Top of RAW DATA

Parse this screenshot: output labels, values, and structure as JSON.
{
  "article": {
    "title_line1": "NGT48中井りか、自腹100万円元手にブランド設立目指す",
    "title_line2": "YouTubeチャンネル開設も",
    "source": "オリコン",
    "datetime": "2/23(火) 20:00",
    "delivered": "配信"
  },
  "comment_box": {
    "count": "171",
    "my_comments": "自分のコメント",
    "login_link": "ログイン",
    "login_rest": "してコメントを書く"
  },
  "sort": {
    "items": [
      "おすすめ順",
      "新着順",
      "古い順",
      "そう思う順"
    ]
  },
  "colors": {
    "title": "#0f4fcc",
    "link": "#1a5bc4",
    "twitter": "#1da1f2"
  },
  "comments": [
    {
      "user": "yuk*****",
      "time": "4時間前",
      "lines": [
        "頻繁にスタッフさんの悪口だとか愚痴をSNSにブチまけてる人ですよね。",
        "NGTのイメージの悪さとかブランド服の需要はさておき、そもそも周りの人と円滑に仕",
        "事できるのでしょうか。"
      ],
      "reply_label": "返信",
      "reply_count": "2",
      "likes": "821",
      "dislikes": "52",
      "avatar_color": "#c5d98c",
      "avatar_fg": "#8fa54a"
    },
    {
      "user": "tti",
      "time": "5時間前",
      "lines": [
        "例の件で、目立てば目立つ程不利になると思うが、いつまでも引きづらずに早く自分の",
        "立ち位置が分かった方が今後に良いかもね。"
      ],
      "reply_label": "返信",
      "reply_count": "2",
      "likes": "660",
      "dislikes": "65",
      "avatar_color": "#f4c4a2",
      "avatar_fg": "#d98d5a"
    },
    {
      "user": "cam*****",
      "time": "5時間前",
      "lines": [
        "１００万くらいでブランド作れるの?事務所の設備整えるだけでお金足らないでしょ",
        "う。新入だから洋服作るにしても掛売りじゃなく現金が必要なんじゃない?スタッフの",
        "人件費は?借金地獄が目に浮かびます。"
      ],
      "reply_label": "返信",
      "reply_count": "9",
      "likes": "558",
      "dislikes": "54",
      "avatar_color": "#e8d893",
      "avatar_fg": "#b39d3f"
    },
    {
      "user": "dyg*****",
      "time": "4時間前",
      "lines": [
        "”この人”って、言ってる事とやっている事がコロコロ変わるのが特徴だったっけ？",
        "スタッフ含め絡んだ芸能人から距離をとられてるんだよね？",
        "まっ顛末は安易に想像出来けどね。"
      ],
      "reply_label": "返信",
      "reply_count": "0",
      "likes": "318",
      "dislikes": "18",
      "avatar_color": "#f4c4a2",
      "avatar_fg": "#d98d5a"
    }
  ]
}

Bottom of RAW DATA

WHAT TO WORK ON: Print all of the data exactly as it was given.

RESPONSE FOR THIS EXERCISE:
Parse this screenshot: output labels, values, and structure as JSON.
{
  "article": {
    "title_line1": "NGT48中井りか、自腹100万円元手にブランド設立目指す",
    "title_line2": "YouTubeチャンネル開設も",
    "source": "オリコン",
    "datetime": "2/23(火) 20:00",
    "delivered": "配信"
  },
  "comment_box": {
    "count": "171",
    "my_comments": "自分のコメント",
    "login_link": "ログイン",
    "login_rest": "してコメントを書く"
  },
  "sort": {
    "items": [
      "おすすめ順",
      "新着順",
      "古い順",
      "そう思う順"
    ]
  },
  "colors": {
    "title": "#0f4fcc",
    "link": "#1a5bc4",
    "twitter": "#1da1f2"
  },
  "comments": [
    {
      "user": "yuk*****",
      "time": "4時間前",
      "lines": [
        "頻繁にスタッフさんの悪口だとか愚痴をSNSにブチまけてる人ですよね。",
        "NGTのイメージの悪さとかブランド服の需要はさておき、そもそも周りの人と円滑に仕",
        "事できるのでしょうか。"
      ],
      "reply_label": "返信",
      "reply_count": "2",
      "likes": "821",
      "dislikes": "52",
      "avatar_color": "#c5d98c",
      "avatar_fg": "#8fa54a"
    },
    {
      "user": "tti",
      "time": "5時間前",
      "lines": [
        "例の件で、目立てば目立つ程不利になると思うが、いつまでも引きづらずに早く自分の",
        "立ち位置が分かった方が今後に良いかもね。"
      ],
      "reply_label": "返信",
      "reply_count": "2",
      "likes": "660",
      "dislikes": "65",
      "avatar_color": "#f4c4a2",
      "avatar_fg": "#d98d5a"
    },
    {
      "user": "cam*****",
      "time": "5時間前",
      "lines": [
        "１００万くらいでブランド作れるの?事務所の設備整えるだけでお金足らないでしょ",
        "う。新入だから洋服作るにしても掛売りじゃなく現金が必要なんじゃない?スタッフの",
        "人件費は?借金地獄が目に浮かびます。"
      ],
      "reply_label": "返信",
      "reply_count": "9",
      "likes": "558",
      "dislikes": "54",
      "avatar_color": "#e8d893",
      "avatar_fg": "#b39d3f"
    },
    {
      "user": "dyg*****",
      "time": "4時間前",
      "lines": [
        "”この人”って、言ってる事とやっている事がコロコロ変わるのが特徴だったっけ？",
        "スタッフ含め絡んだ芸能人から距離をとられてるんだよね？",
        "まっ顛末は安易に想像出来けどね。"
      ],
      "reply_label": "返信",
      "reply_count": "0",
      "likes": "318",
      "dislikes": "18",
      "avatar_color": "#f4c4a2",
      "avatar_fg": "#d98d5a"
    }
  ]
}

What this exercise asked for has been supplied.